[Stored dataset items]
<<<<

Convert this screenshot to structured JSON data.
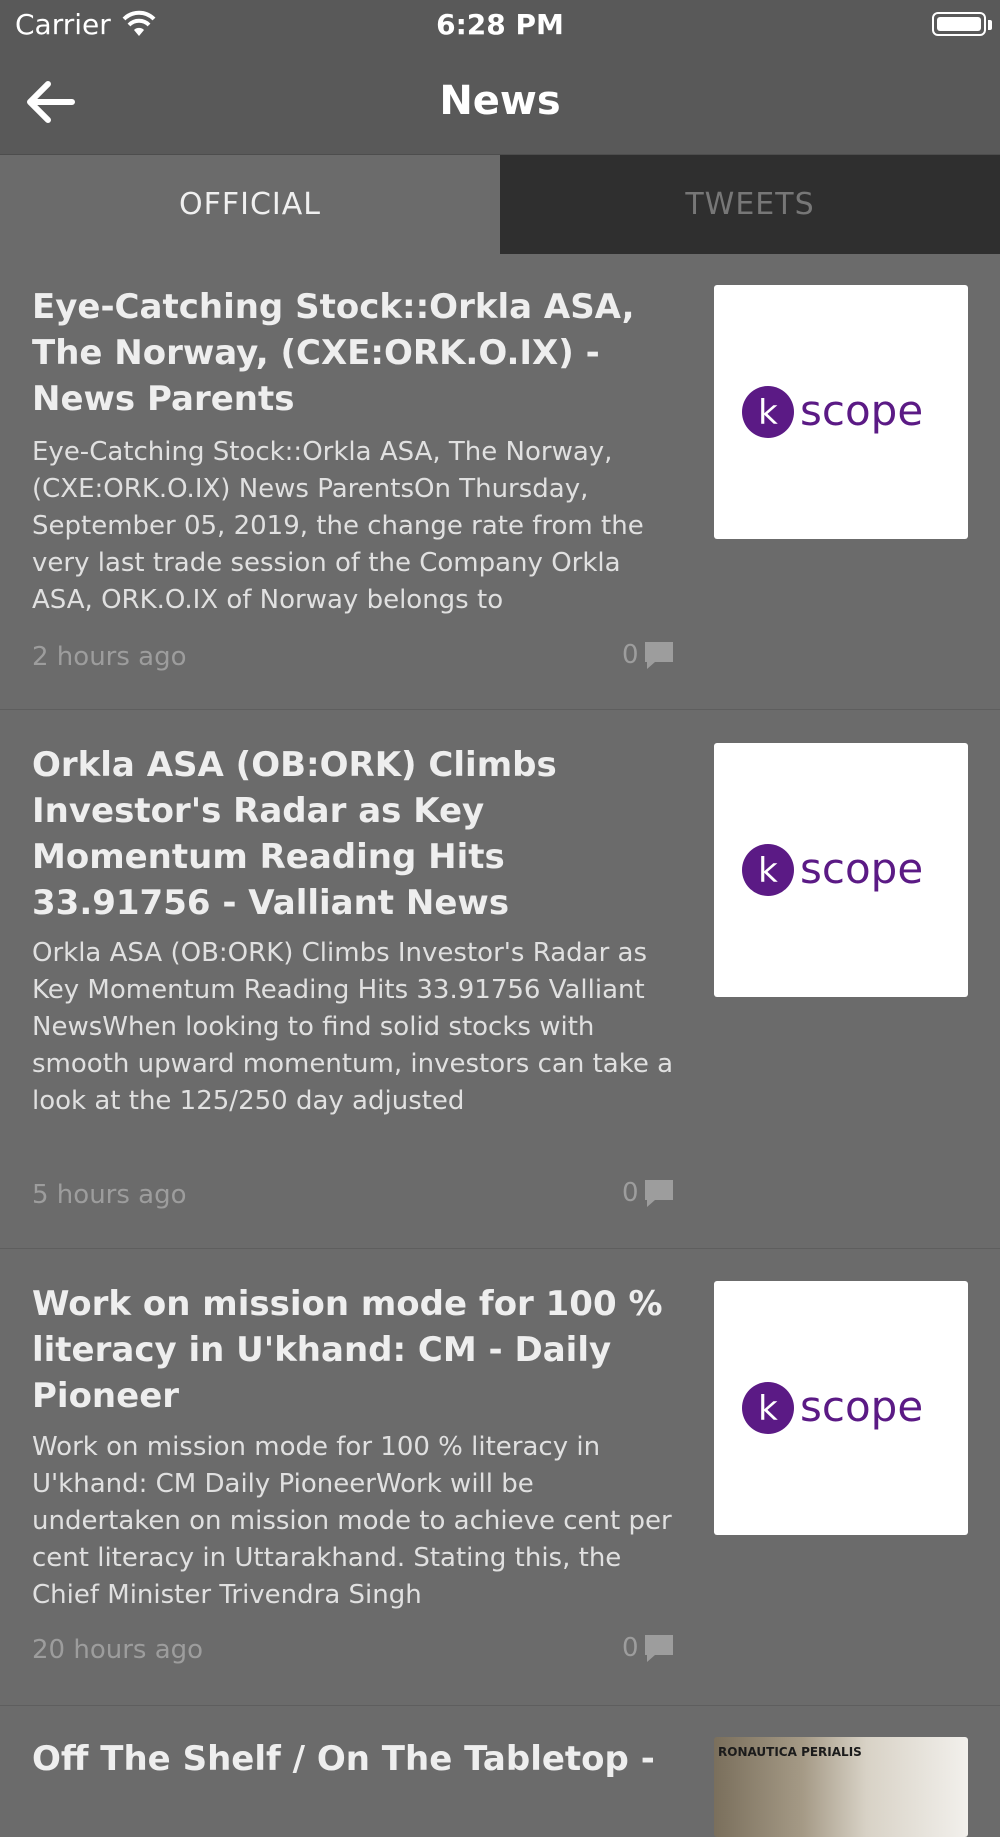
{
  "status_bar": {
    "carrier": "Carrier",
    "time": "6:28 PM"
  },
  "nav": {
    "title": "News",
    "back_icon": "arrow-left-icon"
  },
  "tabs": [
    {
      "label": "OFFICIAL",
      "selected": true
    },
    {
      "label": "TWEETS",
      "selected": false
    }
  ],
  "articles": [
    {
      "headline": "Eye-Catching Stock::Orkla ASA, The Norway, (CXE:ORK.O.IX) - News Parents",
      "summary": "Eye-Catching Stock::Orkla ASA, The Norway, (CXE:ORK.O.IX)  News ParentsOn Thursday, September 05, 2019, the change rate from the very last trade session of the Company Orkla ASA, ORK.O.IX of Norway belongs to",
      "time": "2 hours ago",
      "comments": "0",
      "thumb_logo": {
        "letter": "k",
        "text": "scope"
      }
    },
    {
      "headline": "Orkla ASA (OB:ORK) Climbs Investor's Radar as Key Momentum Reading Hits 33.91756 - Valliant News",
      "summary": "Orkla ASA (OB:ORK) Climbs Investor's Radar as Key Momentum Reading Hits 33.91756  Valliant NewsWhen looking to find solid stocks with smooth upward momentum, investors can take a look at the 125/250 day adjusted",
      "time": "5 hours ago",
      "comments": "0",
      "thumb_logo": {
        "letter": "k",
        "text": "scope"
      }
    },
    {
      "headline": "Work on mission mode for 100 % literacy in U'khand: CM - Daily Pioneer",
      "summary": "Work on mission mode for 100 % literacy in U'khand: CM  Daily PioneerWork will be undertaken on mission mode to achieve cent per cent literacy in Uttarakhand. Stating this, the Chief Minister Trivendra Singh",
      "time": "20 hours ago",
      "comments": "0",
      "thumb_logo": {
        "letter": "k",
        "text": "scope"
      }
    },
    {
      "headline": "Off The Shelf / On The Tabletop -",
      "thumb_photo_text": "RONAUTICA PERIALIS"
    }
  ],
  "colors": {
    "logo_purple": "#5b1a85",
    "tab_selected_bg": "#6b6b6b",
    "tab_unselected_bg": "#2f2f2f"
  }
}
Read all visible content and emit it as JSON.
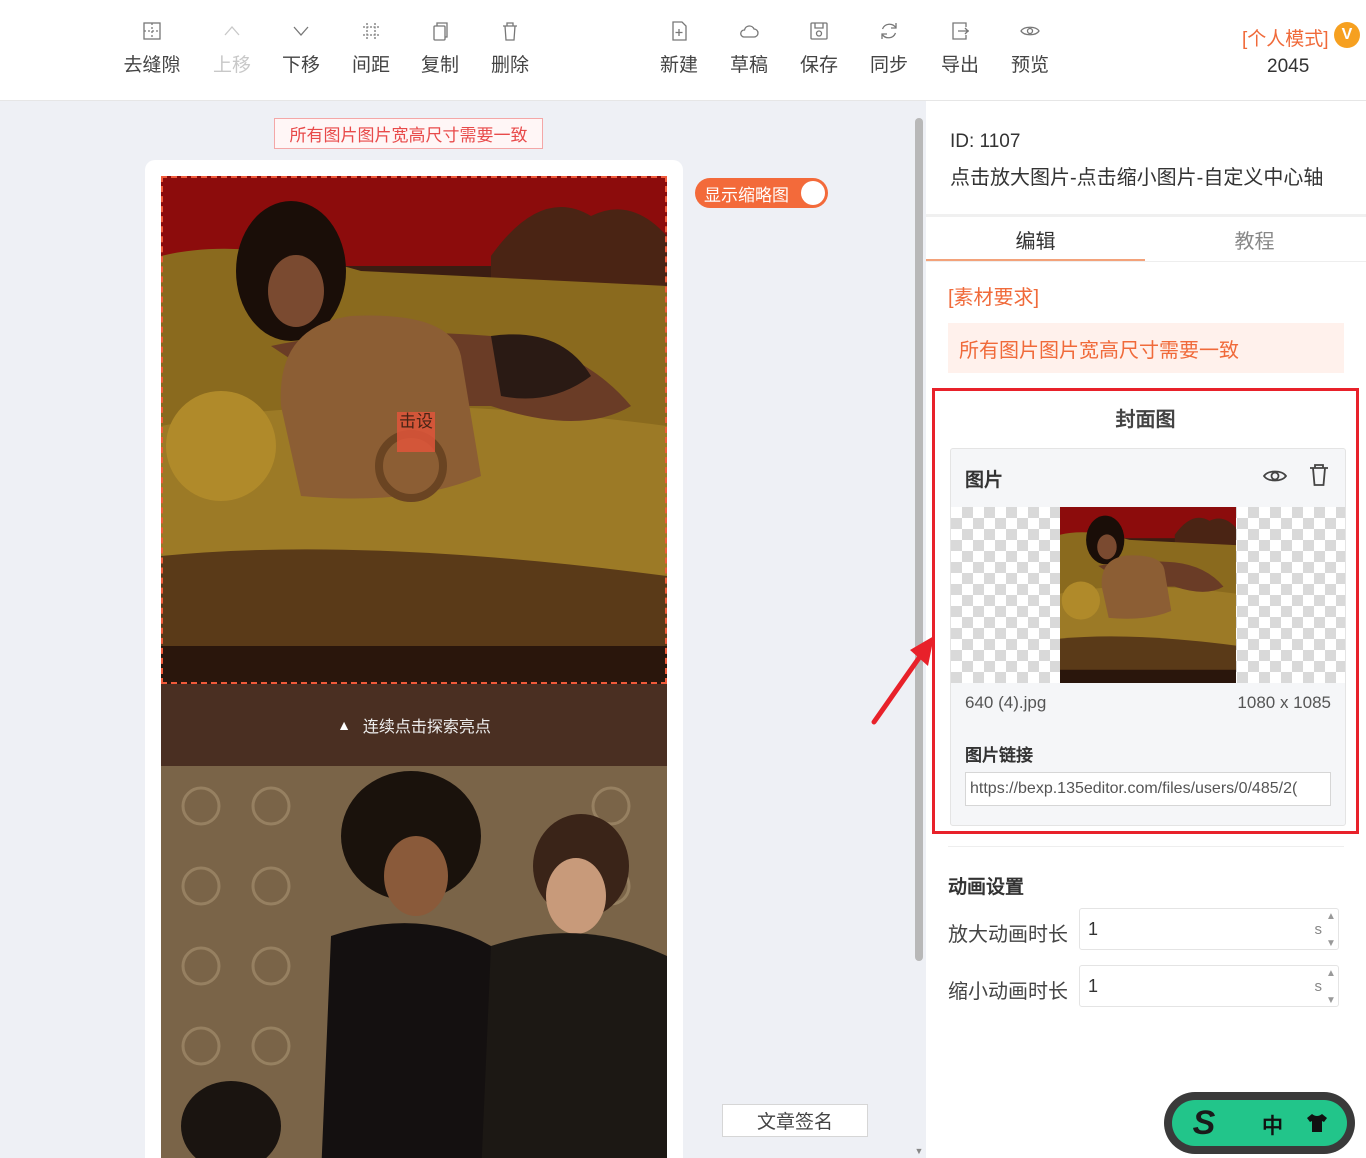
{
  "toolbar": {
    "left_tools": [
      {
        "id": "remove-gap",
        "label": "去缝隙",
        "icon": "grid-square-icon",
        "disabled": false
      },
      {
        "id": "move-up",
        "label": "上移",
        "icon": "chevron-up-icon",
        "disabled": true
      },
      {
        "id": "move-down",
        "label": "下移",
        "icon": "chevron-down-icon",
        "disabled": false
      },
      {
        "id": "spacing",
        "label": "间距",
        "icon": "spacing-grid-icon",
        "disabled": false
      },
      {
        "id": "copy",
        "label": "复制",
        "icon": "copy-icon",
        "disabled": false
      },
      {
        "id": "delete",
        "label": "删除",
        "icon": "trash-icon",
        "disabled": false
      }
    ],
    "right_tools": [
      {
        "id": "new",
        "label": "新建",
        "icon": "new-file-icon"
      },
      {
        "id": "draft",
        "label": "草稿",
        "icon": "cloud-icon"
      },
      {
        "id": "save",
        "label": "保存",
        "icon": "floppy-icon"
      },
      {
        "id": "sync",
        "label": "同步",
        "icon": "sync-icon"
      },
      {
        "id": "export",
        "label": "导出",
        "icon": "export-icon"
      },
      {
        "id": "preview",
        "label": "预览",
        "icon": "eye-icon"
      }
    ],
    "mode_label": "[个人模式]",
    "mode_badge": "V",
    "mode_count": "2045"
  },
  "canvas": {
    "tip": "所有图片图片宽高尺寸需要一致",
    "click_hint": "击设",
    "band_icon": "▲",
    "band_text": "连续点击探索亮点",
    "thumbnail_toggle_label": "显示缩略图",
    "thumbnail_toggle_on": true,
    "signature_button": "文章签名"
  },
  "panel": {
    "id_text": "ID: 1107",
    "name": "点击放大图片-点击缩小图片-自定义中心轴",
    "tabs": [
      {
        "label": "编辑",
        "active": true
      },
      {
        "label": "教程",
        "active": false
      }
    ],
    "requirement_title": "[素材要求]",
    "requirement_text": "所有图片图片宽高尺寸需要一致",
    "cover": {
      "title": "封面图",
      "image_label": "图片",
      "file_name": "640 (4).jpg",
      "dimensions": "1080 x 1085",
      "link_label": "图片链接",
      "link_value": "https://bexp.135editor.com/files/users/0/485/2("
    },
    "animation": {
      "title": "动画设置",
      "zoom_in_label": "放大动画时长",
      "zoom_in_value": "1",
      "zoom_out_label": "缩小动画时长",
      "zoom_out_value": "1",
      "unit": "s"
    }
  },
  "floating_widget": {
    "logo": "S",
    "lang": "中"
  },
  "colors": {
    "accent": "#f06a3a",
    "highlight_border": "#e8212a",
    "widget_green": "#22c58a"
  }
}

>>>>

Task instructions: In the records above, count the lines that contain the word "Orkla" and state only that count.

Output of the exercise: 4